=== Begin Enclosure ===

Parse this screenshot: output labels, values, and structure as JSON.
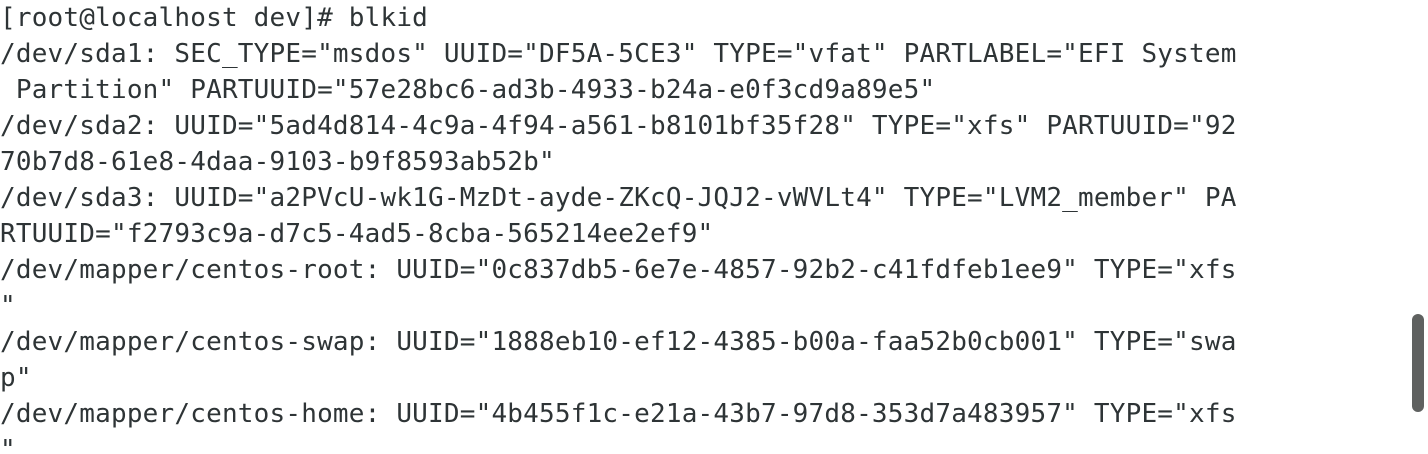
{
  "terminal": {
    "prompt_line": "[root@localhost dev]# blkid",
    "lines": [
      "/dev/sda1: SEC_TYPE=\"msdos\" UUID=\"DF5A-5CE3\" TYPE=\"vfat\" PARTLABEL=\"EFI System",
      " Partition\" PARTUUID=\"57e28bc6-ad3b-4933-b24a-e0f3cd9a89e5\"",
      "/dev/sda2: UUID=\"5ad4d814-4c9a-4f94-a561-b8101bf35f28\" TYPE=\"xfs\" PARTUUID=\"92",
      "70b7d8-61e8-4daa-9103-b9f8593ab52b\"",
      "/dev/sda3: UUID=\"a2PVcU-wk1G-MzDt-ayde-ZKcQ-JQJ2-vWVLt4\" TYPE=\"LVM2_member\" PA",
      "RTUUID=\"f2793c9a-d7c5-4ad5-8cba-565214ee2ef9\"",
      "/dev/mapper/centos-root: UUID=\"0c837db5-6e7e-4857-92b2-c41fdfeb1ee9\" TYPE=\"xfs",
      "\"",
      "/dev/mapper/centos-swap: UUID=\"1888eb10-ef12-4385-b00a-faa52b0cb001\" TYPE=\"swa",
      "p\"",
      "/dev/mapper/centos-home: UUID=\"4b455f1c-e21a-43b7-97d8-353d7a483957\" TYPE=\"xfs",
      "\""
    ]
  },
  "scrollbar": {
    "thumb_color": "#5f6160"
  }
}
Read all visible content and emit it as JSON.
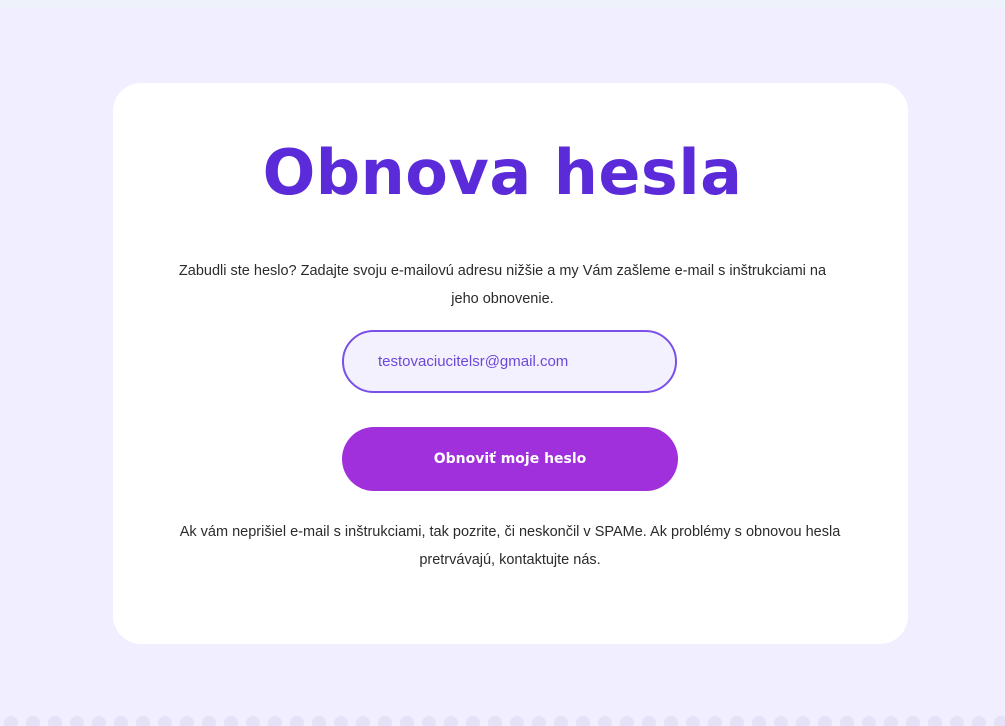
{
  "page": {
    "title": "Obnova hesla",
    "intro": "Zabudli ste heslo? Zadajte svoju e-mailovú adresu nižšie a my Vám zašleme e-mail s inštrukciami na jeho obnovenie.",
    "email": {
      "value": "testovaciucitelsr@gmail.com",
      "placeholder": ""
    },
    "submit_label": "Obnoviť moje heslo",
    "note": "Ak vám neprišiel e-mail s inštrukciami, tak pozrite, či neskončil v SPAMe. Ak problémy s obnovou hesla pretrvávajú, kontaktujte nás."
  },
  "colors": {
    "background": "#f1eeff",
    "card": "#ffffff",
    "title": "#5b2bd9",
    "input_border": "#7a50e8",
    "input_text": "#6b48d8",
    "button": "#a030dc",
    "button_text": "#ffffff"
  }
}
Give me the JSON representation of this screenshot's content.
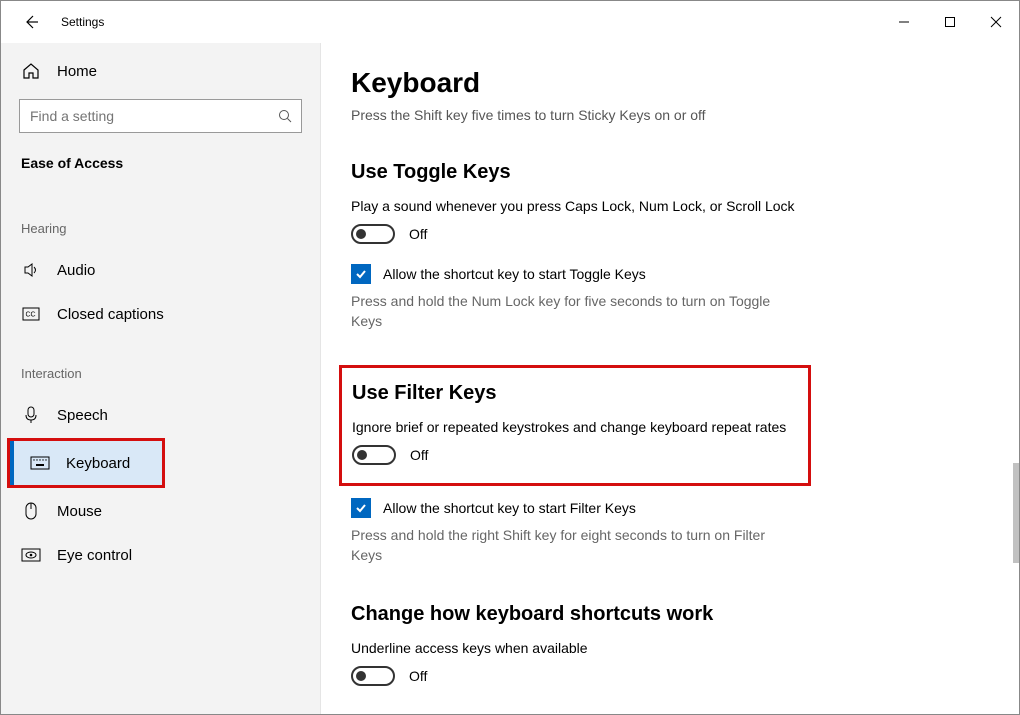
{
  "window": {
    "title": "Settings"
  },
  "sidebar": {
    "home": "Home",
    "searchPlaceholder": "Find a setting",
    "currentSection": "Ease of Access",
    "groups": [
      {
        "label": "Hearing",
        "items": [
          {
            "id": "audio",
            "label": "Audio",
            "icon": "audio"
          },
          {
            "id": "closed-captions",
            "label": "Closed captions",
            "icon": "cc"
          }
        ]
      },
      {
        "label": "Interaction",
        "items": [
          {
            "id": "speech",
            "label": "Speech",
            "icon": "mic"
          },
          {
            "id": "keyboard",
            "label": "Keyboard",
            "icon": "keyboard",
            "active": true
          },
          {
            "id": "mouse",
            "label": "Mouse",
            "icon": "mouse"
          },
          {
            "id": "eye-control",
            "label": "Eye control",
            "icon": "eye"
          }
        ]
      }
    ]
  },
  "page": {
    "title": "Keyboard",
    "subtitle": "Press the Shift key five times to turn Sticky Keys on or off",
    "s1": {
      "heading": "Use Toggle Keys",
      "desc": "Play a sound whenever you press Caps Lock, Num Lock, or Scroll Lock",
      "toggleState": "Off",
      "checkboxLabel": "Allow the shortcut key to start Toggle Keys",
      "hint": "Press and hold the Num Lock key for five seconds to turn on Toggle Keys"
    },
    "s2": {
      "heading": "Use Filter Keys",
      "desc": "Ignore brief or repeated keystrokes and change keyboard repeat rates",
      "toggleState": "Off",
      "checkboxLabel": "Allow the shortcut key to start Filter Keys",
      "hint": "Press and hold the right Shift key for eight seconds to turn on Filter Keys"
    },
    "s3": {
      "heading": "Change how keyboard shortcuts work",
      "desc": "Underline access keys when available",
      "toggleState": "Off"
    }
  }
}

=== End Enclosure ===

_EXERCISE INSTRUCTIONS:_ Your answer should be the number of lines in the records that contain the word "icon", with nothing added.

_RESULT OF THE EXERCISE:_ 6